### Exercise objective:
Each line below that contains "What" should be counted; give the total alone.

_ _ _

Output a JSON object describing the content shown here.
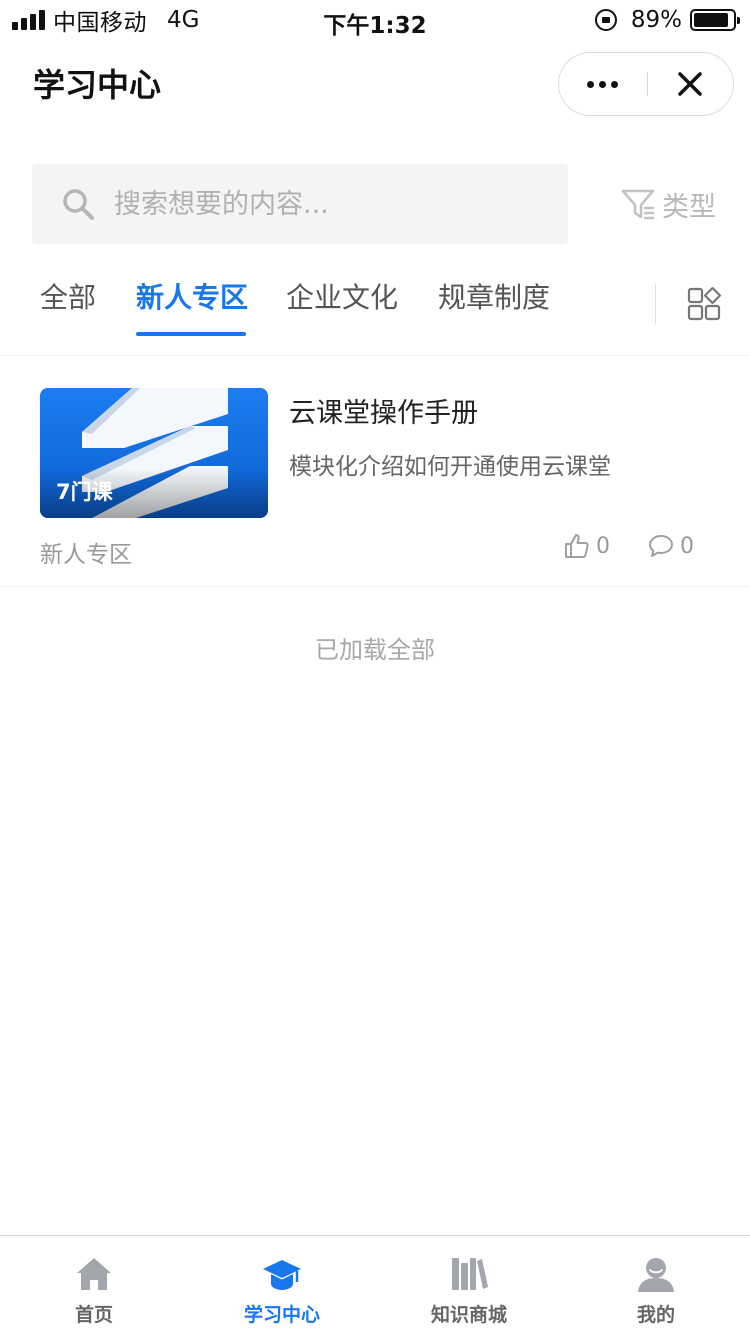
{
  "status_bar": {
    "carrier": "中国移动",
    "network": "4G",
    "time": "下午1:32",
    "battery_percent": "89%",
    "battery_level": 0.89
  },
  "nav": {
    "title": "学习中心",
    "more_icon": "more-dots-icon",
    "close_icon": "close-icon"
  },
  "search": {
    "placeholder": "搜索想要的内容...",
    "value": "",
    "type_filter_label": "类型"
  },
  "tabs": [
    {
      "label": "全部",
      "active": false
    },
    {
      "label": "新人专区",
      "active": true
    },
    {
      "label": "企业文化",
      "active": false
    },
    {
      "label": "规章制度",
      "active": false
    }
  ],
  "courses": [
    {
      "title": "云课堂操作手册",
      "description": "模块化介绍如何开通使用云课堂",
      "course_count": "7门课",
      "category": "新人专区",
      "likes": "0",
      "comments": "0"
    }
  ],
  "list_footer": "已加载全部",
  "tab_bar": [
    {
      "label": "首页",
      "icon": "home-icon",
      "active": false
    },
    {
      "label": "学习中心",
      "icon": "graduation-cap-icon",
      "active": true
    },
    {
      "label": "知识商城",
      "icon": "books-icon",
      "active": false
    },
    {
      "label": "我的",
      "icon": "user-icon",
      "active": false
    }
  ],
  "colors": {
    "accent": "#1977ed",
    "thumbnail": "#1875e6",
    "inactive_icon": "#9aa0a6"
  }
}
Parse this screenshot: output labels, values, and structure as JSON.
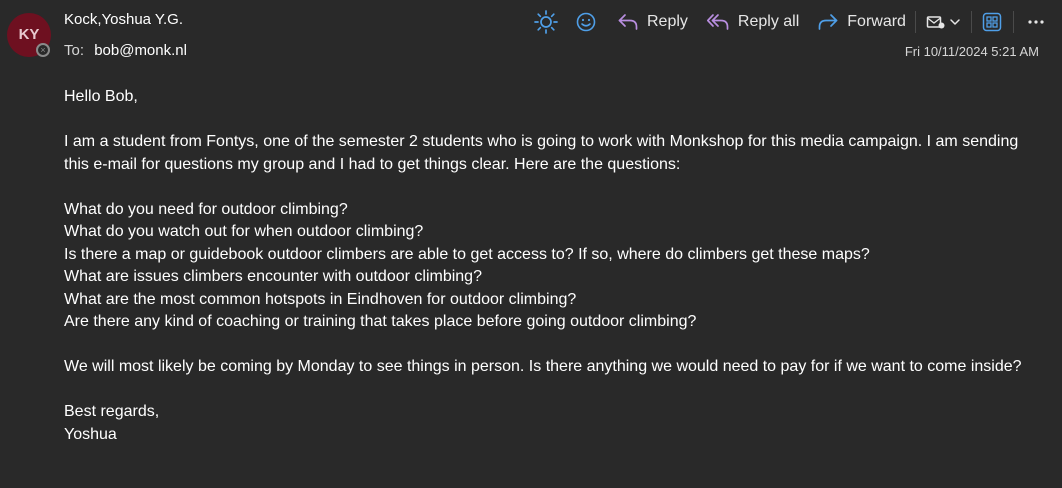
{
  "sender": {
    "initials": "KY",
    "name": "Kock,Yoshua Y.G.",
    "to_label": "To:",
    "to_address": "bob@monk.nl"
  },
  "toolbar": {
    "reply_label": "Reply",
    "reply_all_label": "Reply all",
    "forward_label": "Forward"
  },
  "date": "Fri 10/11/2024 5:21 AM",
  "body": {
    "greeting": "Hello Bob,",
    "intro": "I am a student from Fontys, one of the semester 2 students who is going to work with Monkshop for this media campaign. I am sending this e-mail for questions my group and I had to get things clear. Here are the questions:",
    "questions": [
      "What do you need for outdoor climbing?",
      "What do you watch out for when outdoor climbing?",
      "Is there a map or guidebook outdoor climbers are able to get access to? If so, where do climbers get these maps?",
      "What are issues climbers encounter with outdoor climbing?",
      "What are the most common hotspots in Eindhoven for outdoor climbing?",
      "Are there any kind of coaching or training that takes place before going outdoor climbing?"
    ],
    "closing_paragraph": "We will most likely be coming by Monday to see things in person. Is there anything we would need to pay for if we want to come inside?",
    "sign_off": "Best regards,",
    "signature": "Yoshua"
  },
  "colors": {
    "background": "#292929",
    "accent": "#4f9fe8",
    "reply_all_accent": "#b98ee0",
    "avatar": "#6e1020"
  },
  "icons": [
    "sun-icon",
    "smiley-icon",
    "reply-icon",
    "reply-all-icon",
    "forward-icon",
    "tag-icon",
    "chevron-down-icon",
    "apps-icon",
    "more-icon",
    "offline-status-icon"
  ]
}
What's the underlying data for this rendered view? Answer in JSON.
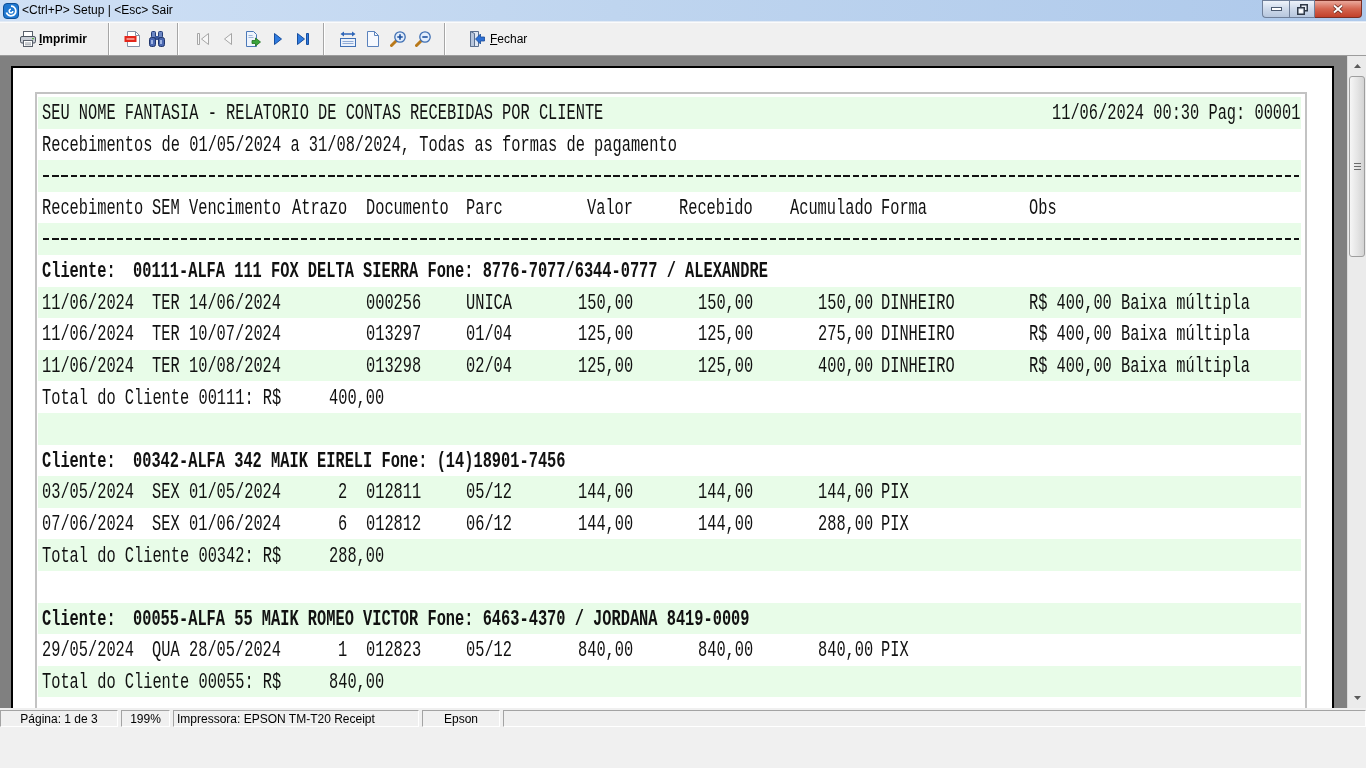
{
  "window": {
    "title": "<Ctrl+P> Setup | <Esc> Sair"
  },
  "toolbar": {
    "print_button": {
      "label": "Imprimir"
    },
    "navigation": [
      {
        "disabled": true
      },
      {
        "disabled": true
      },
      {
        "disabled": false
      },
      {
        "disabled": false
      },
      {
        "disabled": false
      }
    ],
    "close_button": {
      "label": "Fechar"
    }
  },
  "report": {
    "title": "SEU NOME FANTASIA - RELATORIO DE CONTAS RECEBIDAS POR CLIENTE",
    "timestamp": "11/06/2024 00:30 Pag: 00001",
    "subtitle": "Recebimentos de 01/05/2024 a 31/08/2024, Todas as formas de pagamento",
    "columns": [
      "Recebimento",
      "SEM",
      "Vencimento",
      "Atrazo",
      "Documento",
      "Parc",
      "Valor",
      "Recebido",
      "Acumulado",
      "Forma",
      "Obs"
    ],
    "clients": [
      {
        "label": "Cliente:",
        "info": "00111-ALFA 111 FOX DELTA SIERRA Fone: 8776-7077/6344-0777 / ALEXANDRE",
        "rows": [
          {
            "recebimento": "11/06/2024",
            "sem": "TER",
            "vencimento": "14/06/2024",
            "documento": "000256",
            "parc": "UNICA",
            "valor": "150,00",
            "recebido": "150,00",
            "acumulado": "150,00",
            "forma": "DINHEIRO",
            "obs": "R$ 400,00 Baixa múltipla"
          },
          {
            "recebimento": "11/06/2024",
            "sem": "TER",
            "vencimento": "10/07/2024",
            "documento": "013297",
            "parc": "01/04",
            "valor": "125,00",
            "recebido": "125,00",
            "acumulado": "275,00",
            "forma": "DINHEIRO",
            "obs": "R$ 400,00 Baixa múltipla"
          },
          {
            "recebimento": "11/06/2024",
            "sem": "TER",
            "vencimento": "10/08/2024",
            "documento": "013298",
            "parc": "02/04",
            "valor": "125,00",
            "recebido": "125,00",
            "acumulado": "400,00",
            "forma": "DINHEIRO",
            "obs": "R$ 400,00 Baixa múltipla"
          }
        ],
        "total": {
          "label": "Total do Cliente 00111: R$",
          "amount": "400,00"
        }
      },
      {
        "label": "Cliente:",
        "info": "00342-ALFA 342 MAIK EIRELI Fone: (14)18901-7456",
        "rows": [
          {
            "recebimento": "03/05/2024",
            "sem": "SEX",
            "vencimento": "01/05/2024",
            "atrazo": "2",
            "documento": "012811",
            "parc": "05/12",
            "valor": "144,00",
            "recebido": "144,00",
            "acumulado": "144,00",
            "forma": "PIX"
          },
          {
            "recebimento": "07/06/2024",
            "sem": "SEX",
            "vencimento": "01/06/2024",
            "atrazo": "6",
            "documento": "012812",
            "parc": "06/12",
            "valor": "144,00",
            "recebido": "144,00",
            "acumulado": "288,00",
            "forma": "PIX"
          }
        ],
        "total": {
          "label": "Total do Cliente 00342: R$",
          "amount": "288,00"
        }
      },
      {
        "label": "Cliente:",
        "info": "00055-ALFA 55 MAIK ROMEO VICTOR Fone: 6463-4370 / JORDANA 8419-0009",
        "rows": [
          {
            "recebimento": "29/05/2024",
            "sem": "QUA",
            "vencimento": "28/05/2024",
            "atrazo": "1",
            "documento": "012823",
            "parc": "05/12",
            "valor": "840,00",
            "recebido": "840,00",
            "acumulado": "840,00",
            "forma": "PIX"
          }
        ],
        "total": {
          "label": "Total do Cliente 00055: R$",
          "amount": "840,00"
        }
      }
    ]
  },
  "status_bar": {
    "page": "Página: 1 de 3",
    "zoom": "199%",
    "printer": "Impressora: EPSON TM-T20 Receipt",
    "panel_4": "Epson"
  }
}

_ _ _

### Answer to this task:
5